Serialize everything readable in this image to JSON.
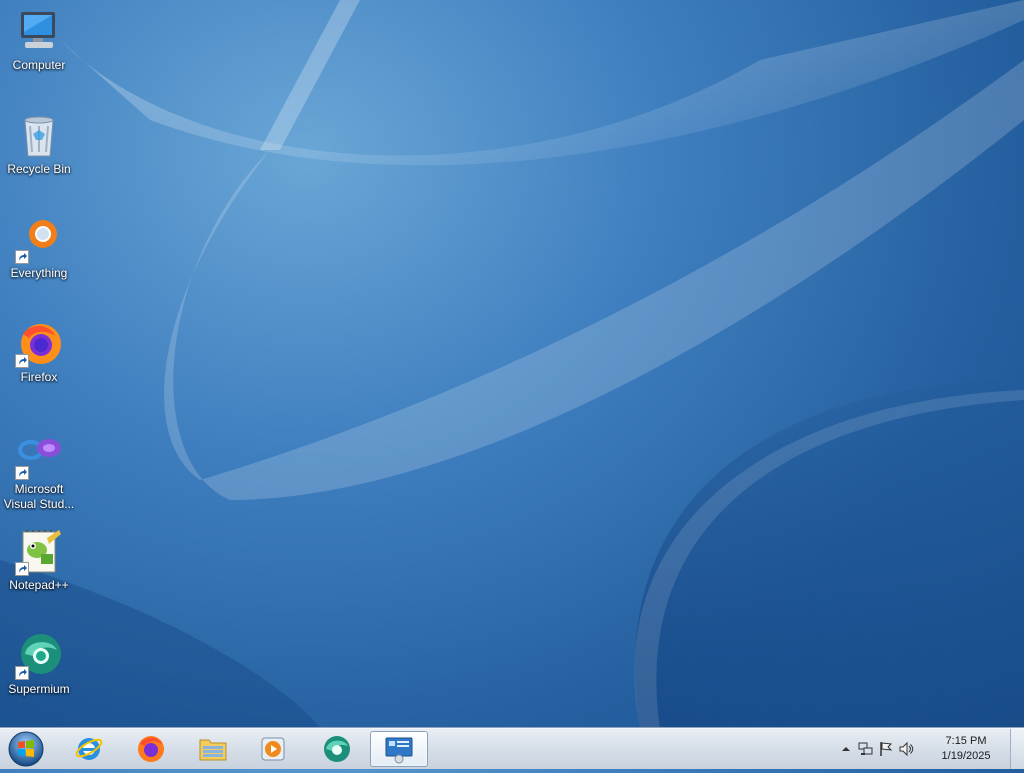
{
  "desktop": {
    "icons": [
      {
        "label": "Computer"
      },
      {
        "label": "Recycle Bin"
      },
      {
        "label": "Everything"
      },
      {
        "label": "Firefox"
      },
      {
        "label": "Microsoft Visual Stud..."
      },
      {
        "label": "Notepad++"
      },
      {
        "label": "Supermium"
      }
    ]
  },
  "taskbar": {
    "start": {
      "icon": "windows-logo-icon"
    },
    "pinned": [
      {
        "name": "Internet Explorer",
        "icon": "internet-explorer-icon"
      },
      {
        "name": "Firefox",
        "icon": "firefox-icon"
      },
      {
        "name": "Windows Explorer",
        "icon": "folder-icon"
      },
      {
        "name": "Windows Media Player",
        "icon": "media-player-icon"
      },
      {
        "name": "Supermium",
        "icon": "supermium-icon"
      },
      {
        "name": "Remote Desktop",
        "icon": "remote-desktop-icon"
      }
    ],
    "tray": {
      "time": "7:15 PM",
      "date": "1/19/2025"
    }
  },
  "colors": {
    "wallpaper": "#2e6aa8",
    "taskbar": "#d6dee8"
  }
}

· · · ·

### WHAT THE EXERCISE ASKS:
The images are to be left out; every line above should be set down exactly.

### ANSWER TO THIS PROBLEM:
Serialize everything readable in this image to JSON.
{
  "desktop": {
    "icons": [
      {
        "label": "Computer"
      },
      {
        "label": "Recycle Bin"
      },
      {
        "label": "Everything"
      },
      {
        "label": "Firefox"
      },
      {
        "label": "Microsoft Visual Stud..."
      },
      {
        "label": "Notepad++"
      },
      {
        "label": "Supermium"
      }
    ]
  },
  "taskbar": {
    "start": {
      "icon": "windows-logo-icon"
    },
    "pinned": [
      {
        "name": "Internet Explorer",
        "icon": "internet-explorer-icon"
      },
      {
        "name": "Firefox",
        "icon": "firefox-icon"
      },
      {
        "name": "Windows Explorer",
        "icon": "folder-icon"
      },
      {
        "name": "Windows Media Player",
        "icon": "media-player-icon"
      },
      {
        "name": "Supermium",
        "icon": "supermium-icon"
      },
      {
        "name": "Remote Desktop",
        "icon": "remote-desktop-icon"
      }
    ],
    "tray": {
      "time": "7:15 PM",
      "date": "1/19/2025"
    }
  },
  "colors": {
    "wallpaper": "#2e6aa8",
    "taskbar": "#d6dee8"
  }
}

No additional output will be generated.